WHAT THE EXERCISE ASKS:
Select from the records below every line that has the word "TextView" in it.

GIVEN ENTRIES:
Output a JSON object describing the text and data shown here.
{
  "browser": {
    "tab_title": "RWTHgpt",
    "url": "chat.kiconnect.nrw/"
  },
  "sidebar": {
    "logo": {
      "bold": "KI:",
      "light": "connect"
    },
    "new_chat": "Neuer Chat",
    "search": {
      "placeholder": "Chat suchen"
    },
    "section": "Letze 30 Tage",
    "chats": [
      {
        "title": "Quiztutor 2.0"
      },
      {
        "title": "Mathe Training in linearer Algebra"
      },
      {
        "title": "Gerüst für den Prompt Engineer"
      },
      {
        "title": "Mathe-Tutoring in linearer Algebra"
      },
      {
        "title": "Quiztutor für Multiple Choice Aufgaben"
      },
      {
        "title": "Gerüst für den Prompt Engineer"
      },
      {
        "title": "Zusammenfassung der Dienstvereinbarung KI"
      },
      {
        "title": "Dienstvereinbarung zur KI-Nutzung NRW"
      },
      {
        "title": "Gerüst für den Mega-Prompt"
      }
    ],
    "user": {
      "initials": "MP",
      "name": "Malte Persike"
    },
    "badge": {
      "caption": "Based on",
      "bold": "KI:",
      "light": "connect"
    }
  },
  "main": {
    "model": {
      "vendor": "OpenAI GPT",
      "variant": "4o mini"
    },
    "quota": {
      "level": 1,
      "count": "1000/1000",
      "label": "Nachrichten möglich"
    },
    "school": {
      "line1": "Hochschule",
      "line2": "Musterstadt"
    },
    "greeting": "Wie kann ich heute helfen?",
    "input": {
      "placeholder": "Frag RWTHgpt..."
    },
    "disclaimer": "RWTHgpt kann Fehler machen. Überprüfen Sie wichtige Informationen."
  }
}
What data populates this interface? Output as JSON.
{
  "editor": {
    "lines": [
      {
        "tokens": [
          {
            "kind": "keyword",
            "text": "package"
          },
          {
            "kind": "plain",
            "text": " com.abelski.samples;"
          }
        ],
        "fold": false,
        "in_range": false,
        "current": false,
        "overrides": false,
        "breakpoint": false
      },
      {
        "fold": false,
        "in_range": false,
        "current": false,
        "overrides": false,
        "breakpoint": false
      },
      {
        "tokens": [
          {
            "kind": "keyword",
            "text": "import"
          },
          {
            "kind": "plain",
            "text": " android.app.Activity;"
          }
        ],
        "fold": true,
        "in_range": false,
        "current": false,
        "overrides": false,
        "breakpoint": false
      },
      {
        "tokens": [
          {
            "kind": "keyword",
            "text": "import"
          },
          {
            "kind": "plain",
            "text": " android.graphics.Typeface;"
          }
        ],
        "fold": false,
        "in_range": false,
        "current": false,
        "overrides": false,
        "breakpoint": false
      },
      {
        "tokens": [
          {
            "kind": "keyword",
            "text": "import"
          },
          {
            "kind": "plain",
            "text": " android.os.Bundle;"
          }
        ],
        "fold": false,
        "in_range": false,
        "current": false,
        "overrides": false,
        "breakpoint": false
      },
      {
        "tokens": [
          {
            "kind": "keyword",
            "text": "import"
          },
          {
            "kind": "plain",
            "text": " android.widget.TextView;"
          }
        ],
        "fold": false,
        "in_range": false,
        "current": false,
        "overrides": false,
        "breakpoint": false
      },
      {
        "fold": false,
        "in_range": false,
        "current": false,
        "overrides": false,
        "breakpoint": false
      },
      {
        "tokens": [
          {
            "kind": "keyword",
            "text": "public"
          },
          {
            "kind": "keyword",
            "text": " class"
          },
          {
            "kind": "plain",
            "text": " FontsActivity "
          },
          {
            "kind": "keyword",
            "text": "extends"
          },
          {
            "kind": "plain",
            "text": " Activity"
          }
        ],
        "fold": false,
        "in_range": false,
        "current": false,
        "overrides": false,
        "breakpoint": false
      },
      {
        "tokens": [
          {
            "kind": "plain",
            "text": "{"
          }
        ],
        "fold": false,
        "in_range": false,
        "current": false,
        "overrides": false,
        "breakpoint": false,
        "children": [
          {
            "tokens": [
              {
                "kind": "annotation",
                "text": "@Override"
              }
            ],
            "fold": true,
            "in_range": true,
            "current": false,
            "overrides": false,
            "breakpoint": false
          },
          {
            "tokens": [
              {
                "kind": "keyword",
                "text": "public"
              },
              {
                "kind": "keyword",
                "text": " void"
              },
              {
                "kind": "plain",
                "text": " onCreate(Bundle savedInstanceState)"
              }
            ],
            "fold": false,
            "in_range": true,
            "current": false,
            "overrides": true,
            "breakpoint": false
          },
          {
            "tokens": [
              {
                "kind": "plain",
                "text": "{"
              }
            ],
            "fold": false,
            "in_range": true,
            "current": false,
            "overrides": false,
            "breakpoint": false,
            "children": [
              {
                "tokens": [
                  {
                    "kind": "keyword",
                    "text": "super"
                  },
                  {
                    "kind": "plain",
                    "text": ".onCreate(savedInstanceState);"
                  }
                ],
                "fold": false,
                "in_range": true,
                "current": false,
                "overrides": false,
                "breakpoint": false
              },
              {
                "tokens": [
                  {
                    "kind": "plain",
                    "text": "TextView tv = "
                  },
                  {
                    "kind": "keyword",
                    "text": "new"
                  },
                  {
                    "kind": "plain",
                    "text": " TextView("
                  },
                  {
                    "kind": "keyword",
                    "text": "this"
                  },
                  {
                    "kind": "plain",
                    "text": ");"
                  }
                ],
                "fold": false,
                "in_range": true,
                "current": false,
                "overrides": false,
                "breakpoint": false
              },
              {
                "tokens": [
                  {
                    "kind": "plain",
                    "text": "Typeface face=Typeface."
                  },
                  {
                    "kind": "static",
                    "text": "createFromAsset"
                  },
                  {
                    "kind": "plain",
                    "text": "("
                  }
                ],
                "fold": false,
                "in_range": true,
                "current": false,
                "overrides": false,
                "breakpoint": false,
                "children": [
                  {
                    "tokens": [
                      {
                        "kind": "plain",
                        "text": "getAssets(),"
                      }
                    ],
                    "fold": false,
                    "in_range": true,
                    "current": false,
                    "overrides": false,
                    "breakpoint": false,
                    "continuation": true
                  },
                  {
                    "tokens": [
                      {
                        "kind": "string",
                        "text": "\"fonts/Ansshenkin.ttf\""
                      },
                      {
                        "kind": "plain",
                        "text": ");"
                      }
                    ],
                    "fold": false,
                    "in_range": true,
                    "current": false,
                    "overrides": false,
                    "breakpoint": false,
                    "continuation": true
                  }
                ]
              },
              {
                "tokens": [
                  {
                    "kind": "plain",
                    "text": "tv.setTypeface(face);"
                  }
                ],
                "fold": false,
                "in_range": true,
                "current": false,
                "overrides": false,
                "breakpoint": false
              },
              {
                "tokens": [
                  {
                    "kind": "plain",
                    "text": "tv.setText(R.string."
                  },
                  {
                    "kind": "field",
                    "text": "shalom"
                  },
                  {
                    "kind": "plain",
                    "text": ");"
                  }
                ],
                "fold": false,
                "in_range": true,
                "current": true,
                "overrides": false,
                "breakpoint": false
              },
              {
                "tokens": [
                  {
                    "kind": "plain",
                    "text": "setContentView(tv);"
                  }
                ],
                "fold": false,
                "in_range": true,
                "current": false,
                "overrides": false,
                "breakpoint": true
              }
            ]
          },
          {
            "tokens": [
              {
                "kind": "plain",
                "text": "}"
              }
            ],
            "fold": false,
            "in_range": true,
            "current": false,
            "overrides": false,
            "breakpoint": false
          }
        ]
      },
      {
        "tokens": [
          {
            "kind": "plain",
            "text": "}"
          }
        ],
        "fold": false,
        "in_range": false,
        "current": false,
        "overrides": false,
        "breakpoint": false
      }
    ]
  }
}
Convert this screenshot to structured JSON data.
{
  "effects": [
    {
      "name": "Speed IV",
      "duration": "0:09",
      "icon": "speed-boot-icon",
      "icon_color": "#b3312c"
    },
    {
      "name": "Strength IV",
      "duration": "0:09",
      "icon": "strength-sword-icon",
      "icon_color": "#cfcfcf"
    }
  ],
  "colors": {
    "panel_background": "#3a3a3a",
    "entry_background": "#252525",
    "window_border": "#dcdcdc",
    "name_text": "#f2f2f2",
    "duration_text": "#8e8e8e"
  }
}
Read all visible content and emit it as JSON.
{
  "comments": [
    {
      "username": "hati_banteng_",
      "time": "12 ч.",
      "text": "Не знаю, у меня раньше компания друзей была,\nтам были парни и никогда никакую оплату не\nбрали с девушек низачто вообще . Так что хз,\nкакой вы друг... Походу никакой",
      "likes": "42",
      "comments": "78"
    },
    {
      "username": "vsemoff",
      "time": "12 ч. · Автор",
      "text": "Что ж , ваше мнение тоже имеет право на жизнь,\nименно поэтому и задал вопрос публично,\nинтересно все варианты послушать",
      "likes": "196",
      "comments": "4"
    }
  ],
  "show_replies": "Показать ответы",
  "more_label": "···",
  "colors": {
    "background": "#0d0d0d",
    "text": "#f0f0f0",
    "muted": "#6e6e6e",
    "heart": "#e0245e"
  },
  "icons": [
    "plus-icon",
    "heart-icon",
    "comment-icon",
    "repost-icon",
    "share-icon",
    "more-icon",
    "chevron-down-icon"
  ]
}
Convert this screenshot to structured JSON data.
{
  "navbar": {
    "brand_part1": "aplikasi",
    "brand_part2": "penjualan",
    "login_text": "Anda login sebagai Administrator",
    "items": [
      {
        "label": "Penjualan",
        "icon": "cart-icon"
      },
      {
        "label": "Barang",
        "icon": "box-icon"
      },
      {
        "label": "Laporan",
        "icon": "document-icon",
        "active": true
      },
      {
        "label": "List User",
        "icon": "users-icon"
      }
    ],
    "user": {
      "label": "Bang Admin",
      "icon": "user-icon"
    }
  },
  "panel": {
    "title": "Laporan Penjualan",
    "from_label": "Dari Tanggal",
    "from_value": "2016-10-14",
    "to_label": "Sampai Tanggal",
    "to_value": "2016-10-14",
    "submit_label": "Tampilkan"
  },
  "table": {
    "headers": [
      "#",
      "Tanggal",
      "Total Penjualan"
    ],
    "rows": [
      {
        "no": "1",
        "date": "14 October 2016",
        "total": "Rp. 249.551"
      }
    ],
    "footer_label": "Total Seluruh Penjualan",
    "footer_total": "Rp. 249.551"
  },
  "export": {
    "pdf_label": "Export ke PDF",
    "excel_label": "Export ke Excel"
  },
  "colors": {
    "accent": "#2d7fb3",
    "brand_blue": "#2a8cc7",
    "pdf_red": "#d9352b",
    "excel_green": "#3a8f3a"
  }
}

RESPONSE TO THE EXERCISE:
            "text": " android.widget.TextView;"
                    "text": "TextView tv = "
                    "text": " TextView("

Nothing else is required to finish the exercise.